▸ **RECORDS FOR THE EXERCISE**
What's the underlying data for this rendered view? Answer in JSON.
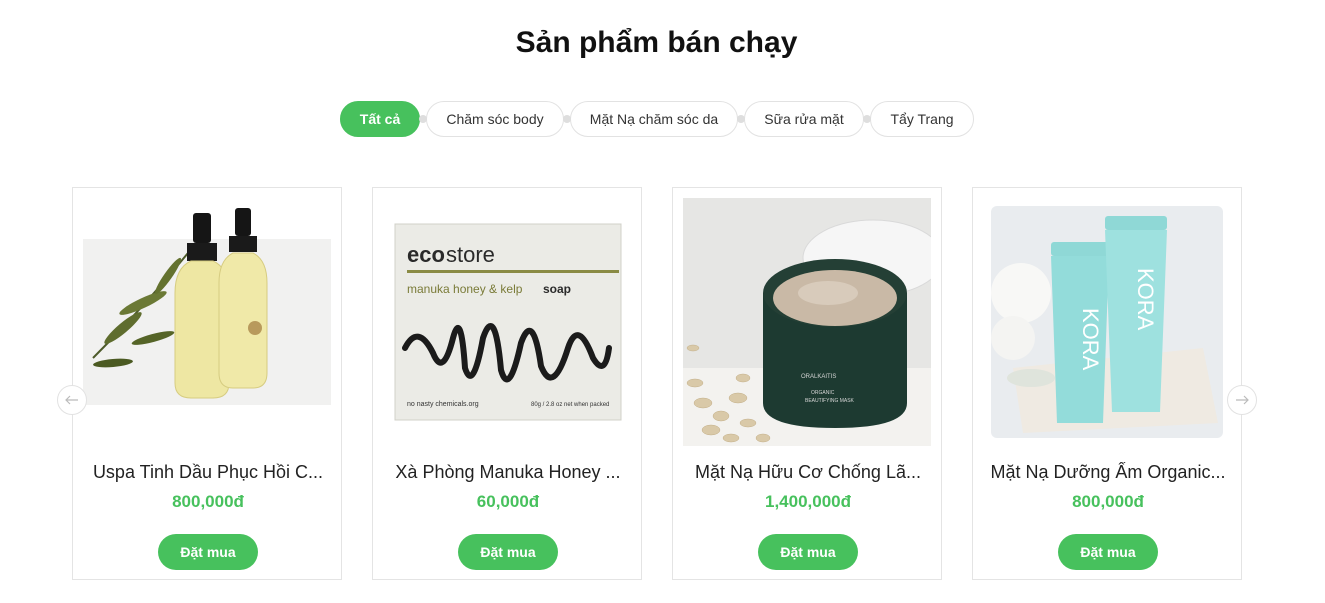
{
  "section": {
    "title": "Sản phẩm bán chạy"
  },
  "tabs": [
    {
      "label": "Tất cả",
      "active": true
    },
    {
      "label": "Chăm sóc body",
      "active": false
    },
    {
      "label": "Mặt Nạ chăm sóc da",
      "active": false
    },
    {
      "label": "Sữa rửa mặt",
      "active": false
    },
    {
      "label": "Tẩy Trang",
      "active": false
    }
  ],
  "products": [
    {
      "name": "Uspa Tinh Dầu Phục Hồi C...",
      "price": "800,000đ",
      "button": "Đặt mua",
      "image": "oil-bottles-image"
    },
    {
      "name": "Xà Phòng Manuka Honey ...",
      "price": "60,000đ",
      "button": "Đặt mua",
      "image": "soap-box-image",
      "pack": {
        "brand_left": "eco",
        "brand_right": "store",
        "subtitle_a": "manuka honey & kelp ",
        "subtitle_b": "soap",
        "footer_left": "no nasty chemicals.org",
        "footer_right": "80g / 2.8 oz  net when packed"
      }
    },
    {
      "name": "Mặt Nạ Hữu Cơ Chống Lã...",
      "price": "1,400,000đ",
      "button": "Đặt mua",
      "image": "mask-jar-image",
      "jar": {
        "brand": "ORALKAITIS",
        "line1": "ORGANIC",
        "line2": "BEAUTIFYING MASK"
      }
    },
    {
      "name": "Mặt Nạ Dưỡng Ẩm Organic...",
      "price": "800,000đ",
      "button": "Đặt mua",
      "image": "kora-tubes-image",
      "tube": {
        "brand": "KORA"
      }
    }
  ],
  "carousel": {
    "prev_icon": "arrow-left-icon",
    "next_icon": "arrow-right-icon"
  },
  "colors": {
    "accent": "#47c15d",
    "border": "#e4e4e4"
  }
}
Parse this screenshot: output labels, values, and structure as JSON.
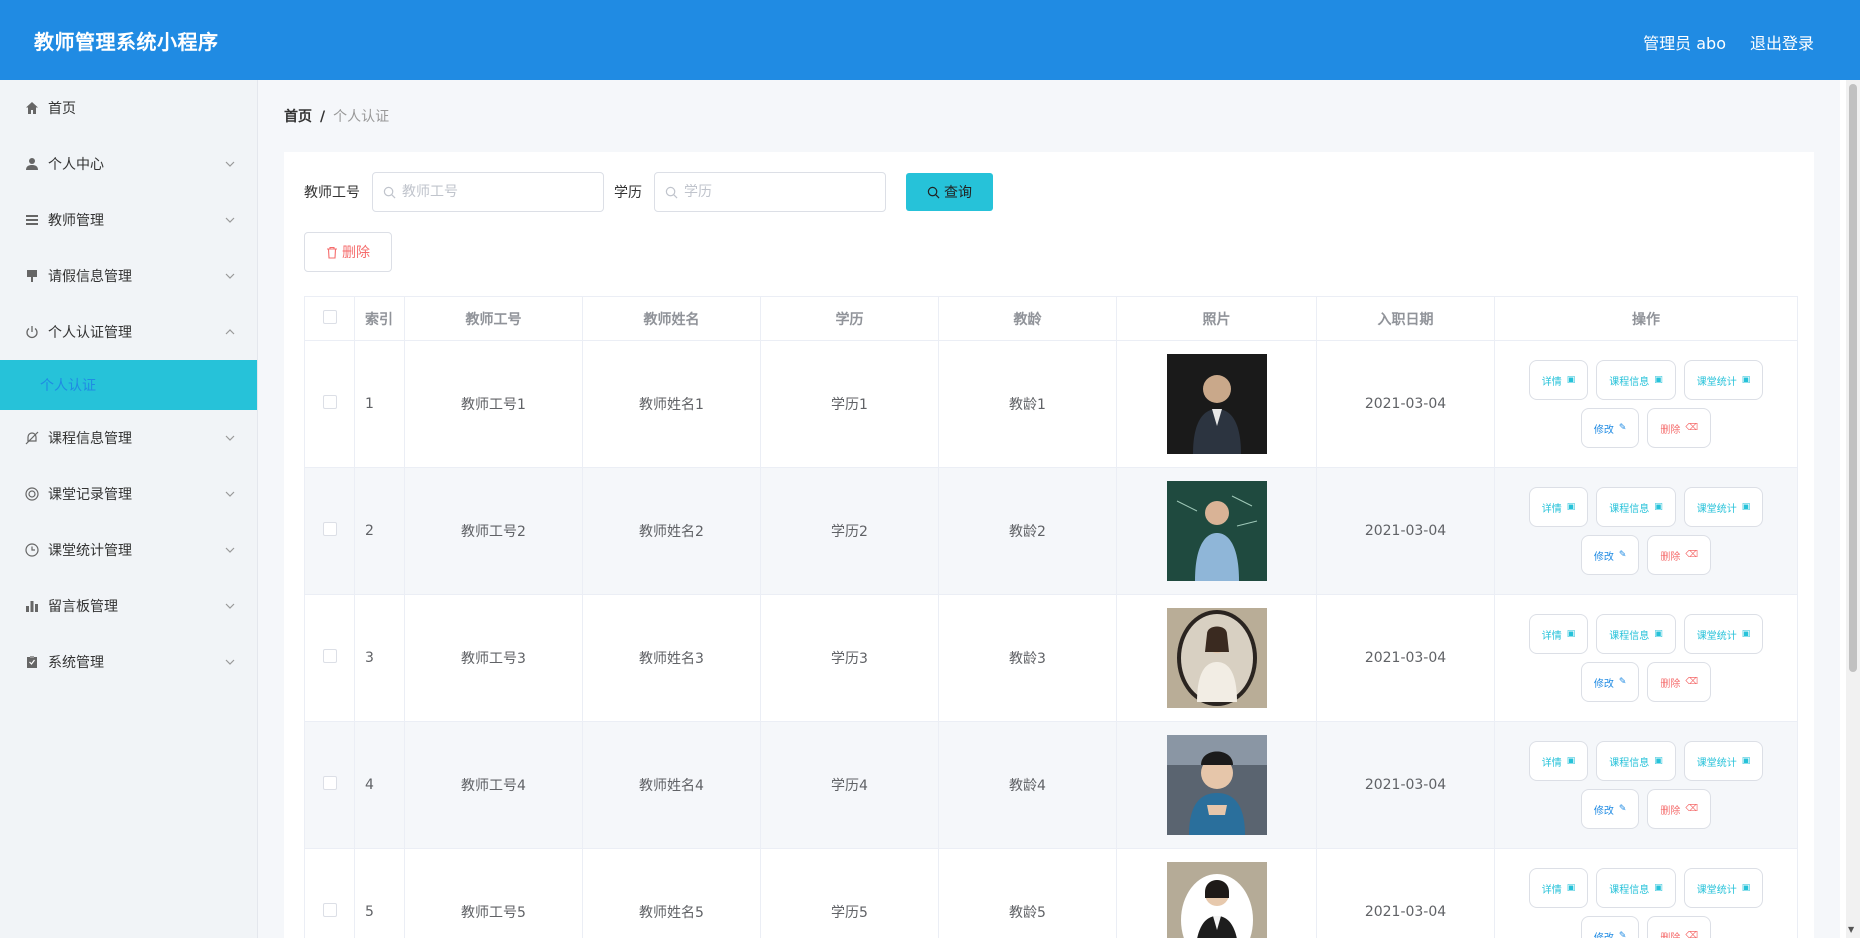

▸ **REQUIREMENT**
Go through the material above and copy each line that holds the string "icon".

▸ **REPLY**
    "prev_icon": "arrow-left-icon",
    "next_icon": "arrow-right-icon"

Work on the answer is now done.